"I am more afraid that we are really rats in a trap. Or, worse still, rats in a laboratory. Someone said, I believe, 'God always geometrizes.' Supposing the truth were 'God always vivisects'?"—C. S. Lewis
In Myanmar, formerly known as Burma, the death toll from a killer cyclone stands at 78,000, with 56,000 people still missing. At least 1.5 million are hungry, hurting, homeless and in desperate need of supplies.
In China, the death toll is equally staggering. Some 80,000 people have been confirmed dead by the 7.0 scale earthquake, and at least 20,000 are missing. Countless more are without shelter, food or medicine.
How do we explain such tragedies in light of the fact that in most churches it is taught that there is a God who is loving and all-powerful? If this is true, why is there so much excruciating pain and unspeakable suffering in the world? Is God simply a cosmic sadist or a monster who visits mayhem, destruction and death on innocent people?
Natural disasters have wreaked havoc on the planet since its beginning. But all the pain people have had to endure has not come by way of so-called acts of God. People hurting people accounts for much of the suffering of humanity. It is people, not God, who produced the wars, bombs, guns, whips, racks, prisons, torture and so on. It is people who pollute and destroy the ecological environment, thus helping to create more adverse weather patterns. And it is human avarice and stupidity, not the workings of nature, that explains much of the poverty and suffering which exists.
Nonetheless, there remains much suffering that is unexplainable.
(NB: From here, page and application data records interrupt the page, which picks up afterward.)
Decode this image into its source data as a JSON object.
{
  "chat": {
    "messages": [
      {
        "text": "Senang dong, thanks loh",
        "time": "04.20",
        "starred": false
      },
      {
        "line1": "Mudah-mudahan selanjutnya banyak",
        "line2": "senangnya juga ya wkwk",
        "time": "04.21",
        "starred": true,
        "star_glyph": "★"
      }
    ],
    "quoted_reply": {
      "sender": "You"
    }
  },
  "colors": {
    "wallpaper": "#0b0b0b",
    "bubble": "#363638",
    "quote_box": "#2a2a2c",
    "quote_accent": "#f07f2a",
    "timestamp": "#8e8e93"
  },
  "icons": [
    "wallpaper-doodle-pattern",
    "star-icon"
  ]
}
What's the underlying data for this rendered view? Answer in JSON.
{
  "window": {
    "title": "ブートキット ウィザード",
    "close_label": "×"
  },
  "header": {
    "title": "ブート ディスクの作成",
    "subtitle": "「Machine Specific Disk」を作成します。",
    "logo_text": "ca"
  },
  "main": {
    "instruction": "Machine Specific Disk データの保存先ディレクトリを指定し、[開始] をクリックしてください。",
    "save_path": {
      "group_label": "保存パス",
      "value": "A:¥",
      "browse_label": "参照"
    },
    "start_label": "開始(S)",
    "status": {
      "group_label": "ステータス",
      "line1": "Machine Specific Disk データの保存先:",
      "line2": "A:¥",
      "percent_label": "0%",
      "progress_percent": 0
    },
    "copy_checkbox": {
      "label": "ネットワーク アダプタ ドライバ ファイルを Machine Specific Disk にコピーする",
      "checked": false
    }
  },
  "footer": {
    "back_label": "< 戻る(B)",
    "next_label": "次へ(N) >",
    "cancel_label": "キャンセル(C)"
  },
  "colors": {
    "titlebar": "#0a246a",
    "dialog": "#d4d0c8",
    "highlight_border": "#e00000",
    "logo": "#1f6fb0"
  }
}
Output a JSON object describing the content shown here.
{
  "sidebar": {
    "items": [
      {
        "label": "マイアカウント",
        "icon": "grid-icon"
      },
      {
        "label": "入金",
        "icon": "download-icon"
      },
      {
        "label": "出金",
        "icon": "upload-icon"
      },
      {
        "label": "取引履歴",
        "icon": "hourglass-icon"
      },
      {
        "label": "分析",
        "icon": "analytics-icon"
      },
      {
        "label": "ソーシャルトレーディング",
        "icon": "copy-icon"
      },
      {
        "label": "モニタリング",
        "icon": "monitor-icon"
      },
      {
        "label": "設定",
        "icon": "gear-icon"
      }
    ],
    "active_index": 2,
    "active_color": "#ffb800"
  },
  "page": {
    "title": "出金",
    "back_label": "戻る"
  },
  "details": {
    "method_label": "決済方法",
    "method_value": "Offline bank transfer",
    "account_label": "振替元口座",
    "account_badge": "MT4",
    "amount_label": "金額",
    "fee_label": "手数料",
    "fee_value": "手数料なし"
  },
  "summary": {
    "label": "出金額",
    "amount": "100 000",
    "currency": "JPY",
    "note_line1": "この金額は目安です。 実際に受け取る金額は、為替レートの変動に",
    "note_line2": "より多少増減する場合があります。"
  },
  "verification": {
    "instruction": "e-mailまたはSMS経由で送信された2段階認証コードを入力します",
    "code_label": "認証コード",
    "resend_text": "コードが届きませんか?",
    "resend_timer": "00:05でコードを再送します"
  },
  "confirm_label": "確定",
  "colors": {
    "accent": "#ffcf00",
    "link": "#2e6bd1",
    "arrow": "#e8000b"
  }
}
According to reports released by the United Nations, approximately one in seven people in the world—that's 850 million—don't have enough food to eat. Every five seconds, a child dies of starvation. The National Institute of Allergy and Infectious Diseases estimates that between 400 and 900 million children, almost all of them in Africa, contract an acute case of malaria every year. And an average of 207 million people die of it every year. That's more than 7,000 a day, 300 every hour, 5 every minute. The list goes on and on.
The question is, why is there suffering of any kind? And why would a so-called "good" God allow suffering? If there is a good God, according to theologian C. S. Lewis, then he is no less formidable than a cosmic monster. And if God hurts only to heal, as traditional Christians believe, there is little hope in avoiding the pains of life. "A cruel man might be bribed—might grow tired of his vile sport," writes C. S. Lewis in his book A Grief Observed, "might have a temporary fit of mercy, as alcoholics have fits of sobriety. But suppose that what you are up against is a surgeon whose intentions are wholly good. The kinder and more conscientious he is, the more inexorably he will go on cutting. If he yielded to your entreaties, if he stopped before the operation was complete, all the pain up to that point would have been useless."
Thus, according to Lewis, if there is a good God, then pain and suffering are necessary. If they are unnecessary, then there is no God or a bad one. And how do I (or anyone, for that matter) expect to escape the same? After all, God, according to Christian tradition, killed his own son.
Likewise, disasters such as recently happened in Myanmar and China show us that, in an age of cosmic alienation, we really do not understand God. "What reason have we, except our own desperate wishes, to believe that God is, by any standard we can conceive, 'good'?" wrote Lewis. "Doesn't all the prima facie evidence suggest exactly the opposite?"
Applying the word good to God is meaningless. Obviously, what God considers good—at least by the standards of some theologians—is radically different from our perception. In fact, maybe we are so intellectually and morally depraved that we cannot fathom what a good God is.
We are not the commanders of our fate. We are not gods. We are frail, vulnerable beings hoping (and praying) that somehow we can communicate to that one who determines our fate. So many questions remain. But as C. S. Lewis recognized: "When I lay these questions before God I get no answer. But a rather special sort of 'No answer.' It is not the locked door. It is more like a silent, certainly not uncompassionate gaze. As though He shook His head not in refusal but waiving the question. Like, 'Peace, child; you don't understand.'"
Where does this leave us? Suffering just comes, and we need to deal with it the best we can. As professor Bart D. Ehrman writes in his book on suffering, God's Problem (2008), we should "work hard to make our world the most pleasing place for others—whether this means visiting a friend in the hospital, giving more to a local charity or international relief effort, volunteering at the local soup kitchen, voting for politicians more concerned with the suffering in the world than with their own political futures, or expressing our opposition to the violent oppression of innocent people."
Constitutional attorney and author John W. Whitehead is founder and president of The Rutherford Institute. He can be contacted at firstname.lastname@example.org. Information about The Rutherford Institute is available at www.rutherford.org.